How the body regulates fat…part 1 – The Ideal

by mathew bose. 1 Comment

One thing I realise when I talk to many people about nutrition is that most folks interest is specific to weight loss. The most frequently asked question is, ‘Can’t you just tell me what to eat?’ I always say no. Not because I couldn’t but because I shouldn’t. The key to these issues is fundamentally to understand WHY. So, exercise? Yes…but why? Eat less sugar? Yes…but why? Eat complex carbs over simple ones? Yes…but why? Sleep? Yes…but why? Drink less alcohol? Yes….but why and so on…

Listen, if you know the answers to all these ‘why’s’ then great and what’s more you certainly don’t need me or anyone else to tell you what to do as you’ll already be doing it. However, if you don’t know the answers then let’s go on a journey of learning together, shall we? I promise it will transform your health. Knowing why you eat or do not eat some foods and drinks is going to be the foundation of the rest of your healthy life. Maybe this will also help you decipher or maybe you’ll correct and teach me – either way I hope there is some actionable and practical sense at the end of all this…

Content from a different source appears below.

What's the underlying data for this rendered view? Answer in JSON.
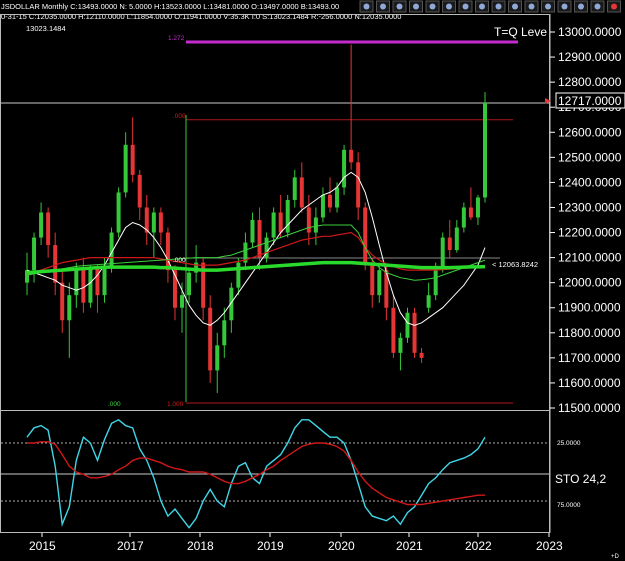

The more I discuss this with people and research and read about the subject the more the ‘absolute truths’ I grew up with are making less and less sense. I’ve always believed we should question everything but somethings are so ingrained in the modern psyche that they don’t even register on the radar to be questioned…and I think claims like ‘fat makes you fat’ and ‘fat is bad for you’ are the exact type of lifelong accepted truths that need to be questioned…

Understanding the nature of fat and the fat cells is key to understanding what makes you store too much fat and gain weight, surely? It sounds obviously logical doesn’t it that to work with your body’s systems is the key to staying a healthy, well regulated weight? Right? Yet, when I asked around pretty much no one actually knew how we get fat – the actual process, and regulating systems, the body employs to maintain a steady fat mobilisation (in and out) and subsequently a healthy weight.

Essentially it goes something like this:

As we eat the digestive system coverts the food and drink we eat into its nutritional elements. A majority of this is glucose and glucose is the primary fuel of every living cell in your body. As soon as glucose is detected in the blood stream the pancreas releases the hormone insulin – it releases it in amounts to match the amount of glucose. Insulin’s job is to be like a gate keeper to the cells and open them up to receive the glucose – so without it the cells cannot be fed. As the cells will only take what they need at that moment any excess glucose in the blood stream is stored in the fat cells as free fatty acids. This has to happen as it cannot remain in the blood stream. The reason this is an involuntary process like blinking and making the heart beat is because the body simply cannot trust you to do it right!

Once all the glucose has been stored, and blood sugar levels are back to normal, insulin closes the cell doors and slowly leaves the body. Then when your body needs a bit of energy, and there is no immediate glucose handy (i.e we don’t immediately eat something), then the body calls on the fat cells to release the stored free fatty acids which then go around the body feeding the cells. They don’t need insulin to unlock the doors to the cells so they are a perfect quick release fuel for the cells. So, if the body controlled everything this perfect balance of storing excess energy as fat and releasing it in times of need would be the body’s natural way to supply energy and regulate fat in the body. This is the perfect scenario. The ideal.

However…this is rarely what happens. In part two I will explain the current usual state of things within our bodies and in part three attempt to suggest things that we might do to help our bodies by allowing them to regain control of our fat regulation!

 

One Response to How the body regulates fat…part 1 – The Ideal

Leave a Reply

Your email address will not be published. Required fields are marked *